### Records supplied
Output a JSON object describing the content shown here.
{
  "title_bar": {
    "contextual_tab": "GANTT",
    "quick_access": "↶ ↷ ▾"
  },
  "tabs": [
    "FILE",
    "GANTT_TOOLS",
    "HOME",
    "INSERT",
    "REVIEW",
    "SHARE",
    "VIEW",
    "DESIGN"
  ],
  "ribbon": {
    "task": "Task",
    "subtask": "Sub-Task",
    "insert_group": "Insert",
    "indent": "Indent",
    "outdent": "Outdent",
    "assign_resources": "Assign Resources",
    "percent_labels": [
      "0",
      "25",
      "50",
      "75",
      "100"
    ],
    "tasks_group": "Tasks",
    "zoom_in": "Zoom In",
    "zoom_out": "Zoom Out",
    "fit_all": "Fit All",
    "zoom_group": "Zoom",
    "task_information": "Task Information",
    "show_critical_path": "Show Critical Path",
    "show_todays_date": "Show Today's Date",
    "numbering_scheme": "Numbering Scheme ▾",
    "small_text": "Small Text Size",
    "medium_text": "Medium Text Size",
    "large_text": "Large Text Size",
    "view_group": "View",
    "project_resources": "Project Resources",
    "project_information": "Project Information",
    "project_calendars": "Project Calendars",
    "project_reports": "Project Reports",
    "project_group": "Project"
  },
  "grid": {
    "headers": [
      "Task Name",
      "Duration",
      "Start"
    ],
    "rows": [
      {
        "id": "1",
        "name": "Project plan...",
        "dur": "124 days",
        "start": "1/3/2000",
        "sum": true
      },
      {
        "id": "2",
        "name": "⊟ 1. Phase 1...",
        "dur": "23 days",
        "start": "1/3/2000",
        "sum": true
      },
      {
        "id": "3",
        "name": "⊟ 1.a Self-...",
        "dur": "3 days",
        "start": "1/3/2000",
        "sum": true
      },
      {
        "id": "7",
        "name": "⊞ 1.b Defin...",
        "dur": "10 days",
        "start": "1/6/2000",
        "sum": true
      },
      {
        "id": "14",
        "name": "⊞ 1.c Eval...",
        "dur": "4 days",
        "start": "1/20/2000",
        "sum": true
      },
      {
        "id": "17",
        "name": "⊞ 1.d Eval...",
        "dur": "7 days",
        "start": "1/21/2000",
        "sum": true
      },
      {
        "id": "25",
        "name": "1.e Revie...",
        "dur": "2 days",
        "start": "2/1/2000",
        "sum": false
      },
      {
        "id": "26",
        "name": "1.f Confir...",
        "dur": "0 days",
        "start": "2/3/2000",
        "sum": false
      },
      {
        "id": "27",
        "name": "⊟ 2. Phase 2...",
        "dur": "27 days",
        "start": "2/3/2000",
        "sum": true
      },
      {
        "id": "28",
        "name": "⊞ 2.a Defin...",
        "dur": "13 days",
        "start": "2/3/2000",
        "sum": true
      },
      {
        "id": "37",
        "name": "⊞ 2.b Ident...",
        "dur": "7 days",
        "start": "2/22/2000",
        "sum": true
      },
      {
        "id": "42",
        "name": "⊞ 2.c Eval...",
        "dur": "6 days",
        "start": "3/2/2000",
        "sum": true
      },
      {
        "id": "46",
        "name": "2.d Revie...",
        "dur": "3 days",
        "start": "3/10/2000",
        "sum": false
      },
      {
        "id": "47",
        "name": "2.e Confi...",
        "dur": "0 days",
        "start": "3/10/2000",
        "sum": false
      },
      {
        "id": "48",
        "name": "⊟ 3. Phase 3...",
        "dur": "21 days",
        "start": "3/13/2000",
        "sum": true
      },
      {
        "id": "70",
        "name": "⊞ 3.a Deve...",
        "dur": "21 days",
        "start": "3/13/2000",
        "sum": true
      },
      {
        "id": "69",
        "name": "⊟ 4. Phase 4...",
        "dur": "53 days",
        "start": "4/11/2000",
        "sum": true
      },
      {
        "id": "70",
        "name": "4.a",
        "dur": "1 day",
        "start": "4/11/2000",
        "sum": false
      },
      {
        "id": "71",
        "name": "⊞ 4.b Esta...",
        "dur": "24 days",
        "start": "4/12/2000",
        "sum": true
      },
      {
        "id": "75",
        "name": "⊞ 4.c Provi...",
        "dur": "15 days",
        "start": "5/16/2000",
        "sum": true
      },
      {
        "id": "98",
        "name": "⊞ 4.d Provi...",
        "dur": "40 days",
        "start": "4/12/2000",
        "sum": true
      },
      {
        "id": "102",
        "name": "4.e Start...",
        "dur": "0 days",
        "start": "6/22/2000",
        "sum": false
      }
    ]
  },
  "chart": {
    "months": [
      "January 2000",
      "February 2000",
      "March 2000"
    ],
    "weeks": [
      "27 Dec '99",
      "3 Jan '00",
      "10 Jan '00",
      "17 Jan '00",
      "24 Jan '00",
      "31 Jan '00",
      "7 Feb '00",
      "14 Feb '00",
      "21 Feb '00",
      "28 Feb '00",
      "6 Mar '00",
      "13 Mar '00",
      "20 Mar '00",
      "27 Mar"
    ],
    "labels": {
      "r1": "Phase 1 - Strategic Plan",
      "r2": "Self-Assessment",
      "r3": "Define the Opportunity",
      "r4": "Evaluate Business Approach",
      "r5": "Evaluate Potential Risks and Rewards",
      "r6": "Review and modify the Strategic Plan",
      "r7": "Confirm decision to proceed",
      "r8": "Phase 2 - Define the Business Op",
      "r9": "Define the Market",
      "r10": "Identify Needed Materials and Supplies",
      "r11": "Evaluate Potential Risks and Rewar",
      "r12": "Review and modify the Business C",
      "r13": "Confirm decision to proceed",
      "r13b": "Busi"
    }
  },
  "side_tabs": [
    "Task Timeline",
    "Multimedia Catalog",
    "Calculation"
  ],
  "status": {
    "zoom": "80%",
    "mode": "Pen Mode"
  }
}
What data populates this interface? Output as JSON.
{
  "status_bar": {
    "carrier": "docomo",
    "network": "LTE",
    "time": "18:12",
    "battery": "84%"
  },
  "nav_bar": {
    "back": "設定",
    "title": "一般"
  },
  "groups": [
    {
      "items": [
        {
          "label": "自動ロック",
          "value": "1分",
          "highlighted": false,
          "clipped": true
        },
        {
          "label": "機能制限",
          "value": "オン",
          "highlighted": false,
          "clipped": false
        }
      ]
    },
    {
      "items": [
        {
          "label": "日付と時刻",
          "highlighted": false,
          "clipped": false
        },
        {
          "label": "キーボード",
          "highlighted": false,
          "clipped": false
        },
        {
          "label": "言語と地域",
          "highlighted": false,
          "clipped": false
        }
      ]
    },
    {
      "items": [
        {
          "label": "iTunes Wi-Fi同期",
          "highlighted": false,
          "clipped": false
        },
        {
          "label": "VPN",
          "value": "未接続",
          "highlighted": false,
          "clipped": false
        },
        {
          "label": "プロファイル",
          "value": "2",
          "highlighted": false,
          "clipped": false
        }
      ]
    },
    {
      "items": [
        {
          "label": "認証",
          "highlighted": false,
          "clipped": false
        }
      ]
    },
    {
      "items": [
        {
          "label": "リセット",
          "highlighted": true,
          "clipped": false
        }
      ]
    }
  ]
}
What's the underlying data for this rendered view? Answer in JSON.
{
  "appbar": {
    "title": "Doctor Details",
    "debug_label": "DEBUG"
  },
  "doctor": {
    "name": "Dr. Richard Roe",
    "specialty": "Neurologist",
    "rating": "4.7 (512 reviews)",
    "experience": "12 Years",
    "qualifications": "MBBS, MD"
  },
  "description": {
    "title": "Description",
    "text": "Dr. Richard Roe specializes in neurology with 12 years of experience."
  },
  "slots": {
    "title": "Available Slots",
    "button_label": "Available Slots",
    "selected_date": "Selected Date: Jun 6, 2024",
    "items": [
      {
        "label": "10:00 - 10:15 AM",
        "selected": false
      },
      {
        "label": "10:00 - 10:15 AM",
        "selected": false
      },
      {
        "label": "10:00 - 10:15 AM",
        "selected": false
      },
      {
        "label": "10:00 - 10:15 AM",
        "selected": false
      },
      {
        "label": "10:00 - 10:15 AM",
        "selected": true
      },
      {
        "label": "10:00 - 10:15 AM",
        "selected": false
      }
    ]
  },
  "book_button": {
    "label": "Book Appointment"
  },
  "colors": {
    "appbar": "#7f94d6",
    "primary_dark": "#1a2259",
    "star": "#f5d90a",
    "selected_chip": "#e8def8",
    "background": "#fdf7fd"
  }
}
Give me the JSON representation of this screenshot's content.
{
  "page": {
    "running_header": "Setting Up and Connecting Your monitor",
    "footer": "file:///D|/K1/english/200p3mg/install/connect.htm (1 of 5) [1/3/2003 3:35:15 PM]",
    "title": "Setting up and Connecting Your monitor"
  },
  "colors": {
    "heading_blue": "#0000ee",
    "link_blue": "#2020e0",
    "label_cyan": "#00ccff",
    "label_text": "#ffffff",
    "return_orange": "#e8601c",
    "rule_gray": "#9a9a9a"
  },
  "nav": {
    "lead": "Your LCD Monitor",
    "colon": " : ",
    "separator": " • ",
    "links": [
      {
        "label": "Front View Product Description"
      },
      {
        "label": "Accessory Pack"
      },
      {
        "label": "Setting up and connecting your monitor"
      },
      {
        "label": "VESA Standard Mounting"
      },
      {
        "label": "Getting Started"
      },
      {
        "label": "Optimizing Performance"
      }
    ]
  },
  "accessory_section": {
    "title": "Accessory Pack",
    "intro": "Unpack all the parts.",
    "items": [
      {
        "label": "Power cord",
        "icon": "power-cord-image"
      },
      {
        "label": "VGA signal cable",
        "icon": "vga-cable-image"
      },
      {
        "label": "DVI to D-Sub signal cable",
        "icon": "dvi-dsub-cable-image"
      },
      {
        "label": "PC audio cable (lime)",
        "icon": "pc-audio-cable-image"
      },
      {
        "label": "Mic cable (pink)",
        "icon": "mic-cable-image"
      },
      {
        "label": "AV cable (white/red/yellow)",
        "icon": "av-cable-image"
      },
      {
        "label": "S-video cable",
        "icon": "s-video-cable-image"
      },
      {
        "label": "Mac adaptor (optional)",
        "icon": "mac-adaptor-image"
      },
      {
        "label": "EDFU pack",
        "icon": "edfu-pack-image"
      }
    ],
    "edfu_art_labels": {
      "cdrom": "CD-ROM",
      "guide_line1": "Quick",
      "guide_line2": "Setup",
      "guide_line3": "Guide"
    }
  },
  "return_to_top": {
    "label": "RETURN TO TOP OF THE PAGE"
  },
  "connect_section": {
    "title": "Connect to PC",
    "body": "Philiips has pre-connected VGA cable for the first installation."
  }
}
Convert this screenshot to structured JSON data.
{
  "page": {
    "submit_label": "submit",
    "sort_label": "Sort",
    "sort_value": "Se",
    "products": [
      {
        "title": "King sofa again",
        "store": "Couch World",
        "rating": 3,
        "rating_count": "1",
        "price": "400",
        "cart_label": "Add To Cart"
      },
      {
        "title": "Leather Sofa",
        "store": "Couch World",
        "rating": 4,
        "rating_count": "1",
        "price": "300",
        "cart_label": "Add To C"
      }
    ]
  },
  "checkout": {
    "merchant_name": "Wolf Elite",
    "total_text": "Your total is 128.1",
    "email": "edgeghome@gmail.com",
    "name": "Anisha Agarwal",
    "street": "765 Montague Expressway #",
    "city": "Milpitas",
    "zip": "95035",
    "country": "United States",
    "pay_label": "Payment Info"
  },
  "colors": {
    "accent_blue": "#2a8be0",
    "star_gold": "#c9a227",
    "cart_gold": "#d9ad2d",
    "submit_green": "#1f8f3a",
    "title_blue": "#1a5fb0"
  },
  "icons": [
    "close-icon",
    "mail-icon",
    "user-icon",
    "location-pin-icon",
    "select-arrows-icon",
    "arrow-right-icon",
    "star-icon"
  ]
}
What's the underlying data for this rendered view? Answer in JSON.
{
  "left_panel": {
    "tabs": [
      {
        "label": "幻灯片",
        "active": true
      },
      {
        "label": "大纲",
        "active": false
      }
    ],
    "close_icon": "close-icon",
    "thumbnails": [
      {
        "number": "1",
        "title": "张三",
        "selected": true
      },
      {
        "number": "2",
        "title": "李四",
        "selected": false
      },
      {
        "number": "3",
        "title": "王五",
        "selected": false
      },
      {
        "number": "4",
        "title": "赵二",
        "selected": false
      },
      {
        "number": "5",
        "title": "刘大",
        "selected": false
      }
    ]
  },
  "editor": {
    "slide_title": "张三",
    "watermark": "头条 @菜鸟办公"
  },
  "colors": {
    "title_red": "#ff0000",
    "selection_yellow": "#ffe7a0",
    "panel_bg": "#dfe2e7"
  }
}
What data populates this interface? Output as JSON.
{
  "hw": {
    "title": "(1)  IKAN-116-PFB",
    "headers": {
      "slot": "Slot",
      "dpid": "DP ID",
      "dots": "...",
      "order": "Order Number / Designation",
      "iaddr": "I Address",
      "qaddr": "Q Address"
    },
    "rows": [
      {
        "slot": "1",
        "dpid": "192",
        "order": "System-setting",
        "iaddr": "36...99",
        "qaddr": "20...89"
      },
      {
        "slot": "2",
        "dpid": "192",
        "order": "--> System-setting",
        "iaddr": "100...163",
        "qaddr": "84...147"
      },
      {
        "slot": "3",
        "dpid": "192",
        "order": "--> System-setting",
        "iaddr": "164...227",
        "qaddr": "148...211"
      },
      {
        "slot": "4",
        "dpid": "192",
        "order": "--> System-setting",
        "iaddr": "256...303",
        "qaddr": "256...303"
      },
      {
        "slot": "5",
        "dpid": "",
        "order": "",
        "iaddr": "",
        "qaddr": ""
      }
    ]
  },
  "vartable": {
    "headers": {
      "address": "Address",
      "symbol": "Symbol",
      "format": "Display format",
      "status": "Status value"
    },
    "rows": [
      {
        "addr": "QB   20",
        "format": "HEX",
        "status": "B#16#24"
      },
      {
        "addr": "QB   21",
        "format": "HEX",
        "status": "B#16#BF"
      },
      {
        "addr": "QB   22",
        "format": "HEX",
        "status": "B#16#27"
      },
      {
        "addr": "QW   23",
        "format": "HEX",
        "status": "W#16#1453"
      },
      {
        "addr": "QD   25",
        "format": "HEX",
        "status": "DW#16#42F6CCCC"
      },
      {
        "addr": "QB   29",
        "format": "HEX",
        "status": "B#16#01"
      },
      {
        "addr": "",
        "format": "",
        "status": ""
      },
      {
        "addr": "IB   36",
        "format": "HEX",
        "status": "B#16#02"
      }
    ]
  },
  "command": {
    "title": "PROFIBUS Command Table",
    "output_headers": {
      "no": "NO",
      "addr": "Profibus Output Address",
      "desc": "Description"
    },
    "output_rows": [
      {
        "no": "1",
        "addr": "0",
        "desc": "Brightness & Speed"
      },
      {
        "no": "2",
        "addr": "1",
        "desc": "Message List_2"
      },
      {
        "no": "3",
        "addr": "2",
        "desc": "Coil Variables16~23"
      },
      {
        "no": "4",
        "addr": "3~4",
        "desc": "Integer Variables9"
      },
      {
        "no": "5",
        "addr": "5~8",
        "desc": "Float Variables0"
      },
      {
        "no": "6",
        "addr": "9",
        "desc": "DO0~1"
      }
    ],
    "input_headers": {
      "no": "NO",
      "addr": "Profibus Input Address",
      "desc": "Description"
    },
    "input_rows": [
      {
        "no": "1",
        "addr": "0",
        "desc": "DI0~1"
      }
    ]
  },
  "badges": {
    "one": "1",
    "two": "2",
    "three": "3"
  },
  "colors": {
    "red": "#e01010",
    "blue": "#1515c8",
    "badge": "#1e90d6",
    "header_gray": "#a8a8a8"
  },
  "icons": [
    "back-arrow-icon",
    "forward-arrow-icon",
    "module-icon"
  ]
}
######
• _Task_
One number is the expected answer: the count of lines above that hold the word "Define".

• _Answer_
3